BBC News, Safaga, Egypt
Many people have been frustrated at the lack of information
The atmosphere in this port town is extremely volatile.
Hundreds of families have waited for more than three days for information about relatives feared dead after a ferry sank.
Some details have emerged but most still have no answers.
Early this morning their frustration again boiled over. Hundreds of people attacked the office of Al-Salam Maritime, the ferry operator.
The people here want to know the whereabouts of their family members.
The other reason for this new wave of anger is that the media has been full of stories about what exactly went wrong.
Tales from survivors and reports from newspapers and officials paint a picture of incompetence by the ferry company.
The way this has been handled from the beginning has fuelled the sense of anger
There have been accusations of inadequate safety on board.
Survivors say a fire began just one hour after setting sail from the Saudi port of Duba. People are demanding to know why the ferry did not turn back.
Some of the survivors have said they asked for the ferry to be brought back into port.

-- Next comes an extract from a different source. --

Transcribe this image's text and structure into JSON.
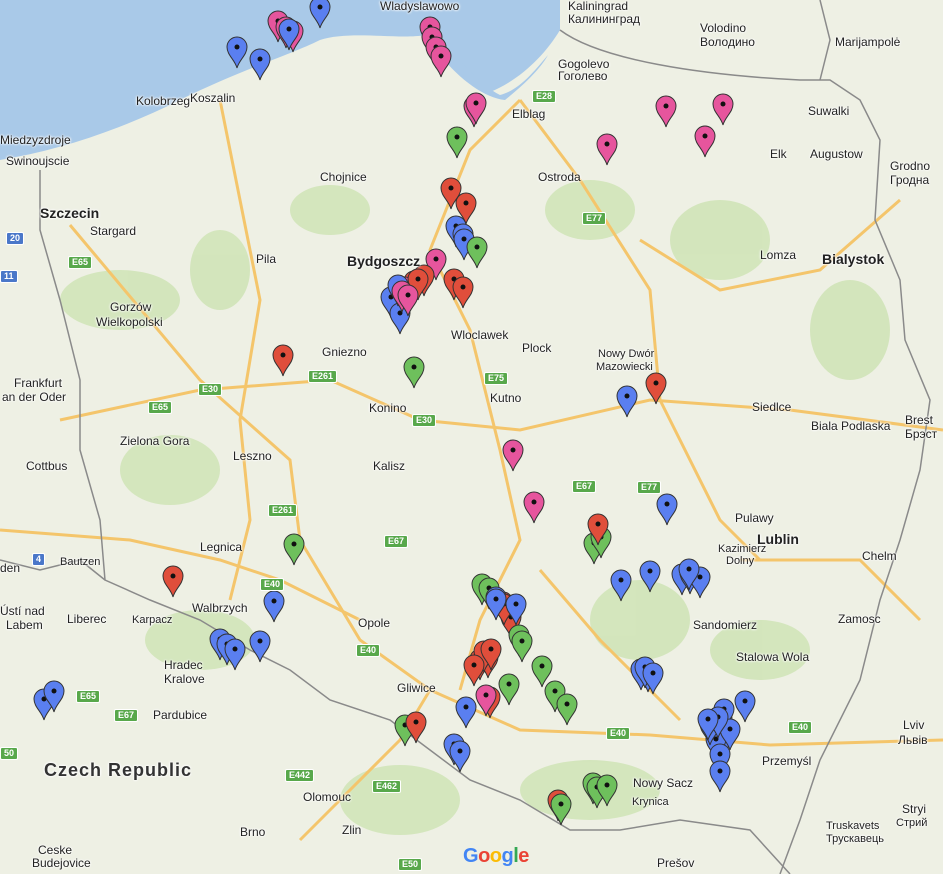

The area around me here now looks like a building site.
People have set fire to rubbish. They have burned furniture and sacked the premises. Tyres have been set alight and a fire engine that was called in was also attacked.
The police responded with teargas and there have been some arrests.
I am surrounded by large lumps of concrete, broken glass and other things that have been set on fire.
The air is thick with the smell of ash.
The way this has been handled from the beginning has fuelled the sense of anger.
The company has effectively been closed down now by the Egyptian government.
It is really more cock-up than conspiracy.
There has been no pro-active offering of information even if they have not had any information, they have not dealt directly with people. The authorities have only responded to criticism.
This has allowed people to sit outside and stew in that sense of frustration.
The only information has come from police. And most officers have come armed with batons and truncheons to hold crowds back.
So there has been nothing that may have at least gone towards placating the situation.
Many of these families have not only lost their loved ones, but in many cases the main breadwinner. Until they get answers this anger is unlikely to go away.